◆ Data section:
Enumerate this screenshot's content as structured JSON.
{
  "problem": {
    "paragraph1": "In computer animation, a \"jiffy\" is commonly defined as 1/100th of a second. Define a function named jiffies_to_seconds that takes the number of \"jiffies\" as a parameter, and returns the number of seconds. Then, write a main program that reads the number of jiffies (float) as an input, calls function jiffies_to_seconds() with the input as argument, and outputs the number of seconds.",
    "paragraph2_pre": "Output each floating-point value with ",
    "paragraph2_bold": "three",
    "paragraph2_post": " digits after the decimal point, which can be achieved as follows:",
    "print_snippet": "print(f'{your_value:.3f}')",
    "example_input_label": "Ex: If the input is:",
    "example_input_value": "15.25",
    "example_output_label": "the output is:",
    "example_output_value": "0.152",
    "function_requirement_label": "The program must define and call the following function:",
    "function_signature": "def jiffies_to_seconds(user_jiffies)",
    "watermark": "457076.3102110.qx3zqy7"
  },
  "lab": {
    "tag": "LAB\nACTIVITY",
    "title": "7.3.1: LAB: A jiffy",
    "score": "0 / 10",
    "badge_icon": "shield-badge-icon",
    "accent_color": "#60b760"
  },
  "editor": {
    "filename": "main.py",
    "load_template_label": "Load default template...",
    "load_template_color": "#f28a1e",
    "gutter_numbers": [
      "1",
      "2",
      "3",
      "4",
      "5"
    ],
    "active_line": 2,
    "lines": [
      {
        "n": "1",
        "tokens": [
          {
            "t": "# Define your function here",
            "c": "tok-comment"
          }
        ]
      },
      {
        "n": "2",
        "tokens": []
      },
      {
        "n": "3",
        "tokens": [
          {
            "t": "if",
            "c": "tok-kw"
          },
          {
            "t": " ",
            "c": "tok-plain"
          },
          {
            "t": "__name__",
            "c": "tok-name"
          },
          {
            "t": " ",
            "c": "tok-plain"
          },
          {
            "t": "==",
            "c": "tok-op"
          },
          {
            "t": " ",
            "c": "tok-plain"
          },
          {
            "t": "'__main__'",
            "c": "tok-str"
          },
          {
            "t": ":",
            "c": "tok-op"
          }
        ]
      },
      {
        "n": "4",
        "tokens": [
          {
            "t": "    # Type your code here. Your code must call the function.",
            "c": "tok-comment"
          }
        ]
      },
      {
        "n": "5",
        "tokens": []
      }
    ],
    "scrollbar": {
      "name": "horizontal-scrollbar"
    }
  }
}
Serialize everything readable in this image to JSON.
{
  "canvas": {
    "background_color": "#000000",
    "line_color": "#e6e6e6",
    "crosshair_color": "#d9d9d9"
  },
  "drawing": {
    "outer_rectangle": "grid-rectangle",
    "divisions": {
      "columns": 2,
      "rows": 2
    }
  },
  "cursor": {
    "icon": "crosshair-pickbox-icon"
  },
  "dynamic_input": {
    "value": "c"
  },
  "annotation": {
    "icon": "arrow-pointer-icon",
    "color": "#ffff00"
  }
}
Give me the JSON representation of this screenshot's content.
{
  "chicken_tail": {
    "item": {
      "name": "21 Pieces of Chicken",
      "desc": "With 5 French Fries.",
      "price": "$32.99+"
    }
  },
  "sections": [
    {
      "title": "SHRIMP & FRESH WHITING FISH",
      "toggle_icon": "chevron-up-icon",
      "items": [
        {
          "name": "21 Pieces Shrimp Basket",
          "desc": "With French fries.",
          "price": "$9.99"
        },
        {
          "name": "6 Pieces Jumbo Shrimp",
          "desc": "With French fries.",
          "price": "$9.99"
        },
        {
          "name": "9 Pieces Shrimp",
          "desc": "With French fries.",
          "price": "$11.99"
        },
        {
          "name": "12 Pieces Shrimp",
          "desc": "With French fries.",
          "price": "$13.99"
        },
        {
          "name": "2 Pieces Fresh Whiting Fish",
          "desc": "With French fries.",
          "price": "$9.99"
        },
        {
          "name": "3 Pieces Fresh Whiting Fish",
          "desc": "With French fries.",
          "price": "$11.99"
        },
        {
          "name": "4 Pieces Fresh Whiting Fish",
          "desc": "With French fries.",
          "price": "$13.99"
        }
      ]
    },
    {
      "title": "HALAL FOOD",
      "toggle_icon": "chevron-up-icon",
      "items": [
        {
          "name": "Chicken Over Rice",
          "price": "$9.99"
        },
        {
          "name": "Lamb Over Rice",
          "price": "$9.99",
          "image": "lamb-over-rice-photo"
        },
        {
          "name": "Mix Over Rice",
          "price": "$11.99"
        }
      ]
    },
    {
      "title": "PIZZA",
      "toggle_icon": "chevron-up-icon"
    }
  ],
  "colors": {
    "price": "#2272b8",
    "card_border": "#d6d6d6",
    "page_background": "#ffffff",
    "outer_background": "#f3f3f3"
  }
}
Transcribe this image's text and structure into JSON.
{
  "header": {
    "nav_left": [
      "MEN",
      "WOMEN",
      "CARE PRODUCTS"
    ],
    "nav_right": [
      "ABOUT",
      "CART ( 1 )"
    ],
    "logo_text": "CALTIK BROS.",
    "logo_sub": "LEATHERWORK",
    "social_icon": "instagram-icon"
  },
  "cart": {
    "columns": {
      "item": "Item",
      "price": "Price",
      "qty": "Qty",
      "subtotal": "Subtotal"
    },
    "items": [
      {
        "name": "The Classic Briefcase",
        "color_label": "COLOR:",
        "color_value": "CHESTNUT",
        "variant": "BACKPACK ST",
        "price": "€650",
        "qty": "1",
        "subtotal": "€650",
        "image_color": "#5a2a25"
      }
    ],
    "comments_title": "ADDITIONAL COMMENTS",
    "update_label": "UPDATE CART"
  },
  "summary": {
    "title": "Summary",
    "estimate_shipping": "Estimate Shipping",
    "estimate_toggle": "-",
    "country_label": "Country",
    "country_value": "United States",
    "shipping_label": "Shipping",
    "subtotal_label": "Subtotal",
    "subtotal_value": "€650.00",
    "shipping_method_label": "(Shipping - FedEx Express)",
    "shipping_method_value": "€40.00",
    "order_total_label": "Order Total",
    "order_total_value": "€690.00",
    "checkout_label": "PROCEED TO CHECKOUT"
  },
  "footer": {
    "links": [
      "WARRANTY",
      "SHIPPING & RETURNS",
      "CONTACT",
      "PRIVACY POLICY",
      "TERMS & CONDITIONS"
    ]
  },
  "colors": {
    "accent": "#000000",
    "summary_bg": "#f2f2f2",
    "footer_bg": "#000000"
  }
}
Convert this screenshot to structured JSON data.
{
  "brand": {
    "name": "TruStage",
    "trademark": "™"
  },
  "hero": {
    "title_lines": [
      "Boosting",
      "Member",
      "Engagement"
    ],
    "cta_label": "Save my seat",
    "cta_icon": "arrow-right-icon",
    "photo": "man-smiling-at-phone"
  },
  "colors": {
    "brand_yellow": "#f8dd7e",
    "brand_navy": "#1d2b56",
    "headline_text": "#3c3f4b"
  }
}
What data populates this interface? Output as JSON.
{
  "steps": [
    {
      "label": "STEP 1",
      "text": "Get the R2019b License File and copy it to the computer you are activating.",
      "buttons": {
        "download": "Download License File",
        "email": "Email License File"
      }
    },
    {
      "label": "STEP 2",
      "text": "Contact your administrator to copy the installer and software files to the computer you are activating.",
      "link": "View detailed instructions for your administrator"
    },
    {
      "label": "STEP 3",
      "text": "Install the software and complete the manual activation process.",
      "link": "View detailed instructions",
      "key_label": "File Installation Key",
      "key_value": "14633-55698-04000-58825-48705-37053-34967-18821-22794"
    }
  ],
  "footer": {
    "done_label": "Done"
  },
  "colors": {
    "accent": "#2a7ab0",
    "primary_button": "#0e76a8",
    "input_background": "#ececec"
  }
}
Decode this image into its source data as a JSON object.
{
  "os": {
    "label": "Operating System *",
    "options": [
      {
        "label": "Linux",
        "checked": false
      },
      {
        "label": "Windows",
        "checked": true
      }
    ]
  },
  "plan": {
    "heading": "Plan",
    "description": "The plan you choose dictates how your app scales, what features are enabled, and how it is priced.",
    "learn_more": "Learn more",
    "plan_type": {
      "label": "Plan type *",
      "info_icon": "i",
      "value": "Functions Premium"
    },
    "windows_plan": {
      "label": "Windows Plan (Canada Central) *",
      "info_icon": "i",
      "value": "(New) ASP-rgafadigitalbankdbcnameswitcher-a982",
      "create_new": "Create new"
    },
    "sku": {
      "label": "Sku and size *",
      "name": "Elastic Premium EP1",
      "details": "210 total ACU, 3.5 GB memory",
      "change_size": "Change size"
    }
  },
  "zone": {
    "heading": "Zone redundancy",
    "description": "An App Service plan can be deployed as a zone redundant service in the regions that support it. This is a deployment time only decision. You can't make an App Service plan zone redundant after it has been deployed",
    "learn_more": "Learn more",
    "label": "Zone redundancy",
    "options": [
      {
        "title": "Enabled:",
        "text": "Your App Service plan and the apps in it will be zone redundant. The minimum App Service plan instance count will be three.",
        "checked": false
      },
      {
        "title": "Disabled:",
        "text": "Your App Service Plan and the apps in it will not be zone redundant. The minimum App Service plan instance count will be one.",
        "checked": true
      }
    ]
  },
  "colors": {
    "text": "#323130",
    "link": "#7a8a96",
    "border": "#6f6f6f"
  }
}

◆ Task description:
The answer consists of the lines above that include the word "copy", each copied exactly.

◆ Response to this task:
      "text": "Get the R2019b License File and copy it to the computer you are activating.",
      "text": "Contact your administrator to copy the installer and software files to the computer you are activating.",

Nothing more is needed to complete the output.